Exercise aim = Each entry below must be written out exactly, with pictures left out.

Supplied material =
══════════

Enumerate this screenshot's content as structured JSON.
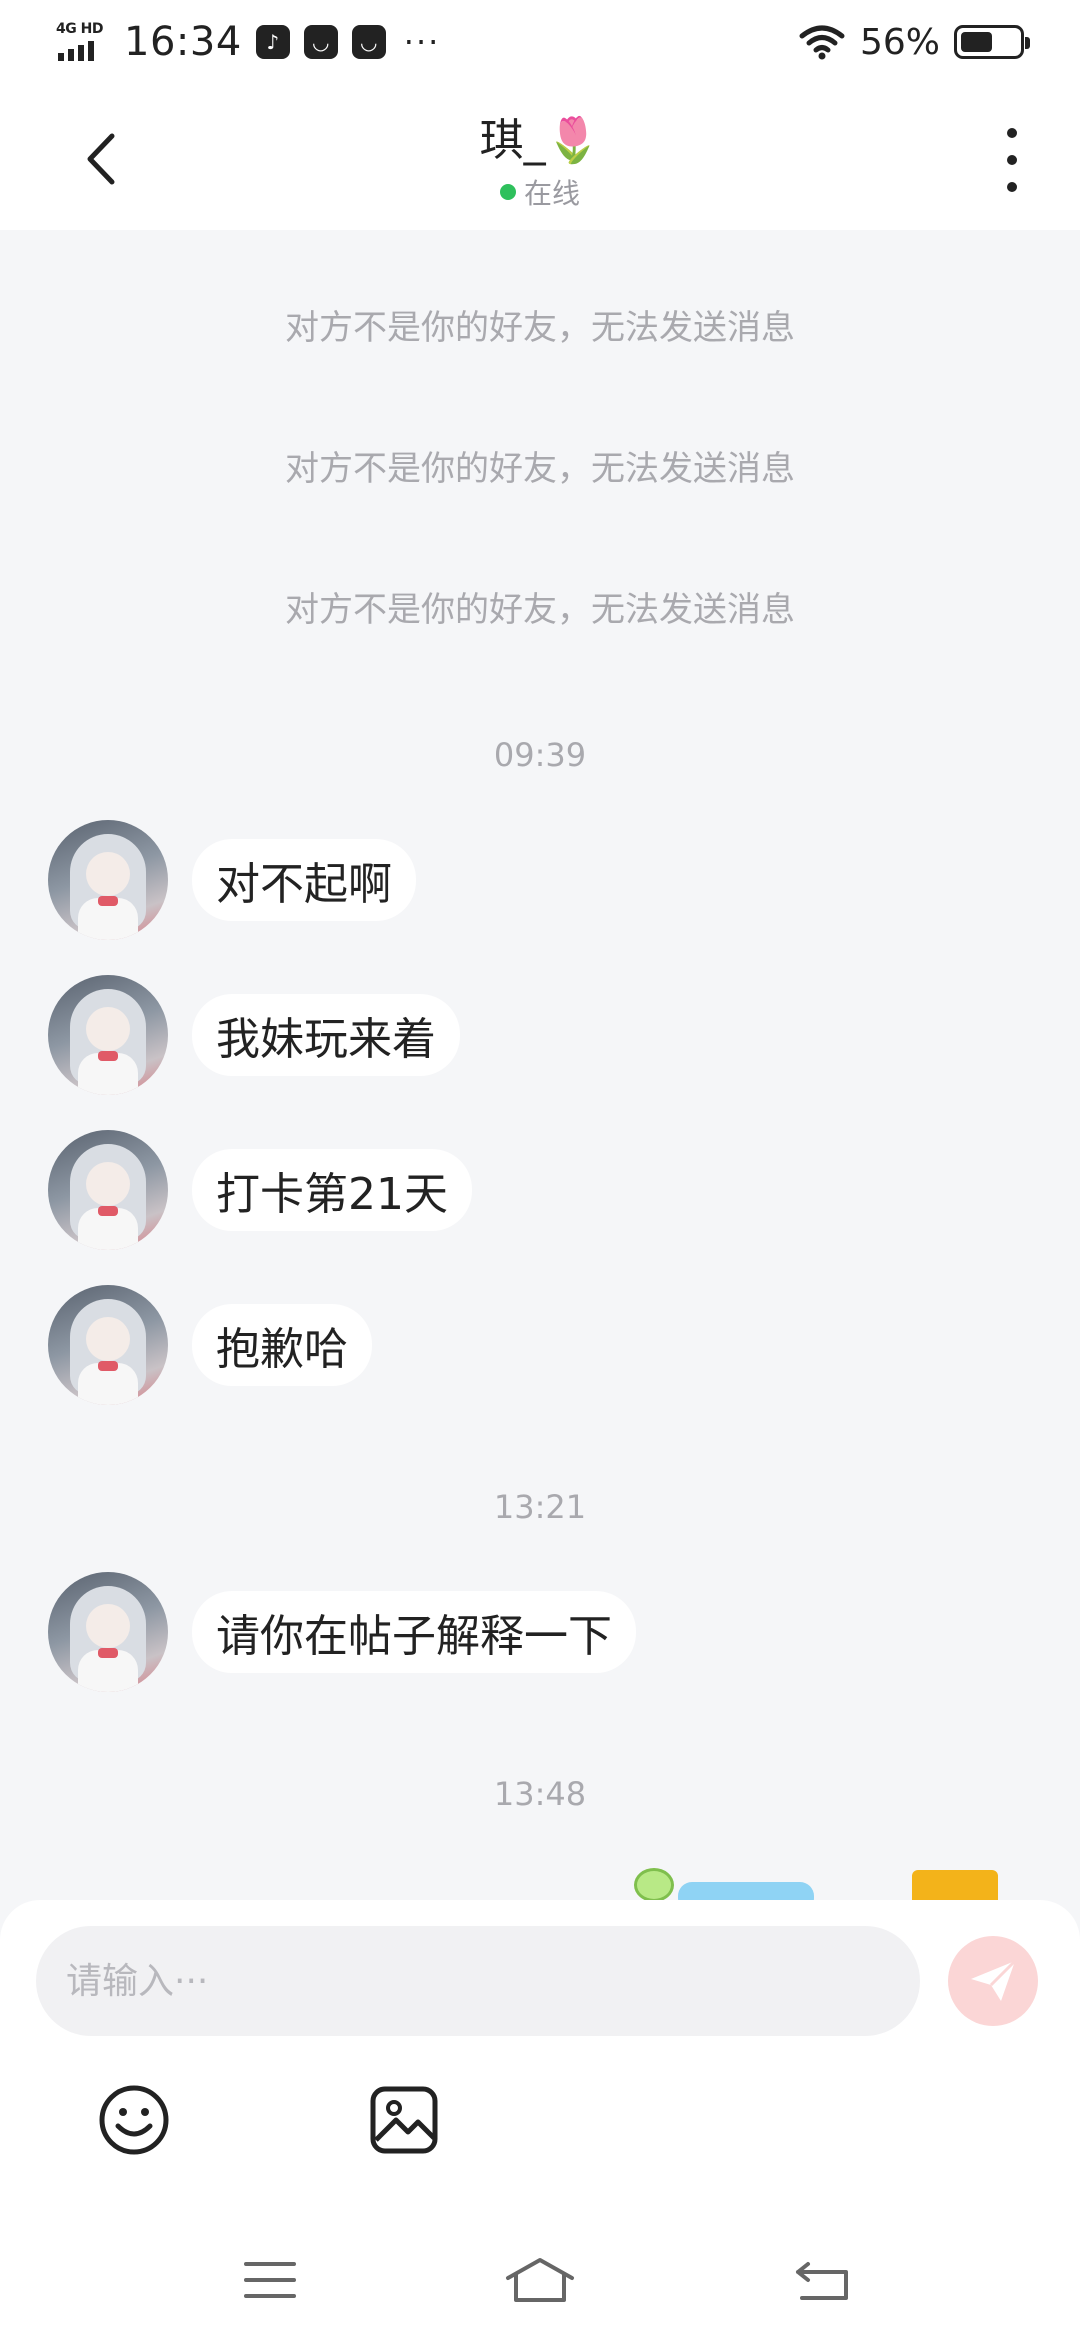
{
  "status_bar": {
    "network": "4G HD",
    "time": "16:34",
    "app_icons": [
      "douyin-icon",
      "taobao-icon",
      "taobao-icon"
    ],
    "more": "···",
    "battery": "56%",
    "battery_level": 0.56
  },
  "header": {
    "title": "琪_🌷",
    "status": "在线"
  },
  "chat": {
    "system_notices": [
      "对方不是你的好友，无法发送消息",
      "对方不是你的好友，无法发送消息",
      "对方不是你的好友，无法发送消息"
    ],
    "time_separators": [
      "09:39",
      "13:21",
      "13:48"
    ],
    "messages": [
      "对不起啊",
      "我妹玩来着",
      "打卡第21天",
      "抱歉哈",
      "请你在帖子解释一下"
    ]
  },
  "input": {
    "placeholder": "请输入···"
  },
  "colors": {
    "online": "#2ec05c",
    "send_button": "#fbd6d6",
    "background": "#f5f6f8"
  }
}
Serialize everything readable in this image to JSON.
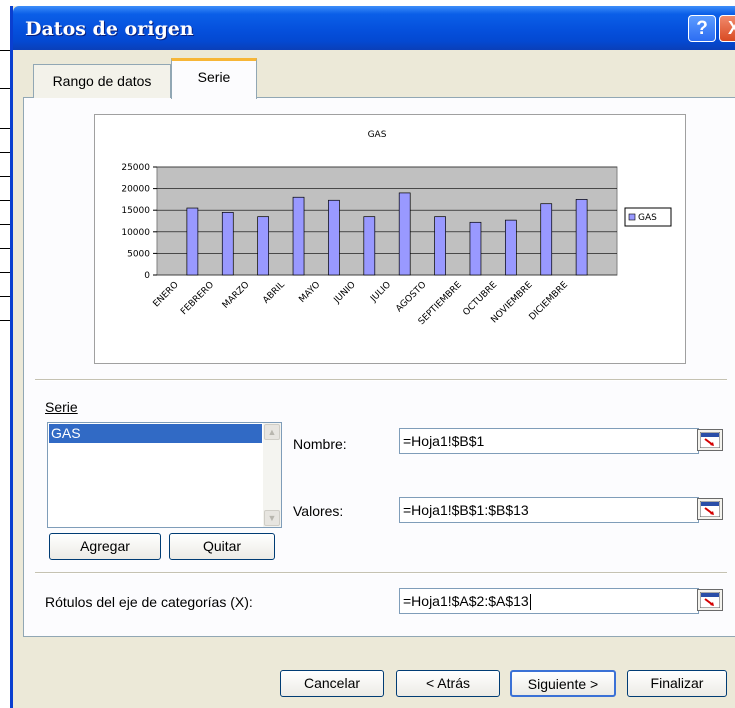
{
  "window": {
    "title": "Datos de origen",
    "help_symbol": "?",
    "close_symbol": "X"
  },
  "tabs": [
    {
      "label": "Rango de datos",
      "active": false
    },
    {
      "label": "Serie",
      "active": true
    }
  ],
  "chart_data": {
    "type": "bar",
    "title": "GAS",
    "categories": [
      "ENERO",
      "FEBRERO",
      "MARZO",
      "ABRIL",
      "MAYO",
      "JUNIO",
      "JULIO",
      "AGOSTO",
      "SEPTIEMBRE",
      "OCTUBRE",
      "NOVIEMBRE",
      "DICIEMBRE"
    ],
    "series": [
      {
        "name": "GAS",
        "values": [
          15500,
          14500,
          13500,
          18000,
          17300,
          13500,
          19000,
          13500,
          12200,
          12700,
          16500,
          17500
        ]
      }
    ],
    "yticks": [
      "25000",
      "20000",
      "15000",
      "10000",
      "5000",
      "0"
    ],
    "ylim": [
      0,
      25000
    ],
    "legend": "right",
    "grid": true,
    "plot_color": "#c0c0c0",
    "bar_color": "#9999ff"
  },
  "serie": {
    "heading": "Serie",
    "items": [
      "GAS"
    ],
    "selected": "GAS",
    "add_label": "Agregar",
    "remove_label": "Quitar"
  },
  "fields": {
    "nombre_label": "Nombre:",
    "nombre_value": "=Hoja1!$B$1",
    "valores_label": "Valores:",
    "valores_value": "=Hoja1!$B$1:$B$13",
    "rotulos_label": "Rótulos del eje de categorías (X):",
    "rotulos_value": "=Hoja1!$A$2:$A$13"
  },
  "footer": {
    "cancel": "Cancelar",
    "back": "< Atrás",
    "next": "Siguiente >",
    "finish": "Finalizar"
  }
}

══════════

Answer for this exercise =
Enumerate this screenshot's content as structured JSON.
{
  "status_bar": {
    "network": "4G HD",
    "time": "16:34",
    "app_icons": [
      "douyin-icon",
      "taobao-icon",
      "taobao-icon"
    ],
    "more": "···",
    "battery": "56%",
    "battery_level": 0.56
  },
  "header": {
    "title": "琪_🌷",
    "status": "在线"
  },
  "chat": {
    "system_notices": [
      "对方不是你的好友，无法发送消息",
      "对方不是你的好友，无法发送消息",
      "对方不是你的好友，无法发送消息"
    ],
    "time_separators": [
      "09:39",
      "13:21",
      "13:48"
    ],
    "messages": [
      "对不起啊",
      "我妹玩来着",
      "打卡第21天",
      "抱歉哈",
      "请你在帖子解释一下"
    ]
  },
  "input": {
    "placeholder": "请输入···"
  },
  "colors": {
    "online": "#2ec05c",
    "send_button": "#fbd6d6",
    "background": "#f5f6f8"
  }
}
Serialize everything readable in this image to JSON.
{
  "window": {
    "title": "Datos de origen",
    "help_symbol": "?",
    "close_symbol": "X"
  },
  "tabs": [
    {
      "label": "Rango de datos",
      "active": false
    },
    {
      "label": "Serie",
      "active": true
    }
  ],
  "chart_data": {
    "type": "bar",
    "title": "GAS",
    "categories": [
      "ENERO",
      "FEBRERO",
      "MARZO",
      "ABRIL",
      "MAYO",
      "JUNIO",
      "JULIO",
      "AGOSTO",
      "SEPTIEMBRE",
      "OCTUBRE",
      "NOVIEMBRE",
      "DICIEMBRE"
    ],
    "series": [
      {
        "name": "GAS",
        "values": [
          15500,
          14500,
          13500,
          18000,
          17300,
          13500,
          19000,
          13500,
          12200,
          12700,
          16500,
          17500
        ]
      }
    ],
    "yticks": [
      "25000",
      "20000",
      "15000",
      "10000",
      "5000",
      "0"
    ],
    "ylim": [
      0,
      25000
    ],
    "legend": "right",
    "grid": true,
    "plot_color": "#c0c0c0",
    "bar_color": "#9999ff"
  },
  "serie": {
    "heading": "Serie",
    "items": [
      "GAS"
    ],
    "selected": "GAS",
    "add_label": "Agregar",
    "remove_label": "Quitar"
  },
  "fields": {
    "nombre_label": "Nombre:",
    "nombre_value": "=Hoja1!$B$1",
    "valores_label": "Valores:",
    "valores_value": "=Hoja1!$B$1:$B$13",
    "rotulos_label": "Rótulos del eje de categorías (X):",
    "rotulos_value": "=Hoja1!$A$2:$A$13"
  },
  "footer": {
    "cancel": "Cancelar",
    "back": "< Atrás",
    "next": "Siguiente >",
    "finish": "Finalizar"
  }
}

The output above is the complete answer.